Return the records exactly, please. Every line should match.

Records from a data collection -
■ ■ ■ ■
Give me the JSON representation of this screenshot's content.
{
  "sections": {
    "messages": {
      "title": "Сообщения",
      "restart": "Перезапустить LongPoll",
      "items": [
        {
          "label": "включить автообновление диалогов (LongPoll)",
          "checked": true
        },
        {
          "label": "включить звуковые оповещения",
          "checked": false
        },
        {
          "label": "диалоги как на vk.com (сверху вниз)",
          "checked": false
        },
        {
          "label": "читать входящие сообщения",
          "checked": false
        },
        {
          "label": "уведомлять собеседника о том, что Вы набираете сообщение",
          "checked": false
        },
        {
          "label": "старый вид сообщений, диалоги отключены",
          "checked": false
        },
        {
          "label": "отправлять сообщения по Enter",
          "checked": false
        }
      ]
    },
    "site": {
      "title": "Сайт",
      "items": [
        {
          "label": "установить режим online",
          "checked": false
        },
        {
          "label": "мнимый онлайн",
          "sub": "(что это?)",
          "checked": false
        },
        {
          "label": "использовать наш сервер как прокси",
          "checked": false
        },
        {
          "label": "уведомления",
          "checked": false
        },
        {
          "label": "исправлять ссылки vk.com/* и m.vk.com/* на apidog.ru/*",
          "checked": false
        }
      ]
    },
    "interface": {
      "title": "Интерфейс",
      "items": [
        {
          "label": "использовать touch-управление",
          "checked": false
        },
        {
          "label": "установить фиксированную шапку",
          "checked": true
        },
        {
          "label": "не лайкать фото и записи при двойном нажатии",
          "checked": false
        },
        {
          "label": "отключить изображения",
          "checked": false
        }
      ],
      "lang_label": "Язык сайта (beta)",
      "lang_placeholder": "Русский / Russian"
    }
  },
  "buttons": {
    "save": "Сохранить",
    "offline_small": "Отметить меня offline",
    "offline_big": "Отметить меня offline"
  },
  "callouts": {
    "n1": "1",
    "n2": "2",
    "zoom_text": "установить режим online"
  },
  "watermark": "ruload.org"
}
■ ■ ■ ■
Final answer -
Give me the JSON representation of this screenshot's content.
{
  "sections": {
    "messages": {
      "title": "Сообщения",
      "restart": "Перезапустить LongPoll",
      "items": [
        {
          "label": "включить автообновление диалогов (LongPoll)",
          "checked": true
        },
        {
          "label": "включить звуковые оповещения",
          "checked": false
        },
        {
          "label": "диалоги как на vk.com (сверху вниз)",
          "checked": false
        },
        {
          "label": "читать входящие сообщения",
          "checked": false
        },
        {
          "label": "уведомлять собеседника о том, что Вы набираете сообщение",
          "checked": false
        },
        {
          "label": "старый вид сообщений, диалоги отключены",
          "checked": false
        },
        {
          "label": "отправлять сообщения по Enter",
          "checked": false
        }
      ]
    },
    "site": {
      "title": "Сайт",
      "items": [
        {
          "label": "установить режим online",
          "checked": false
        },
        {
          "label": "мнимый онлайн",
          "sub": "(что это?)",
          "checked": false
        },
        {
          "label": "использовать наш сервер как прокси",
          "checked": false
        },
        {
          "label": "уведомления",
          "checked": false
        },
        {
          "label": "исправлять ссылки vk.com/* и m.vk.com/* на apidog.ru/*",
          "checked": false
        }
      ]
    },
    "interface": {
      "title": "Интерфейс",
      "items": [
        {
          "label": "использовать touch-управление",
          "checked": false
        },
        {
          "label": "установить фиксированную шапку",
          "checked": true
        },
        {
          "label": "не лайкать фото и записи при двойном нажатии",
          "checked": false
        },
        {
          "label": "отключить изображения",
          "checked": false
        }
      ],
      "lang_label": "Язык сайта (beta)",
      "lang_placeholder": "Русский / Russian"
    }
  },
  "buttons": {
    "save": "Сохранить",
    "offline_small": "Отметить меня offline",
    "offline_big": "Отметить меня offline"
  },
  "callouts": {
    "n1": "1",
    "n2": "2",
    "zoom_text": "установить режим online"
  },
  "watermark": "ruload.org"
}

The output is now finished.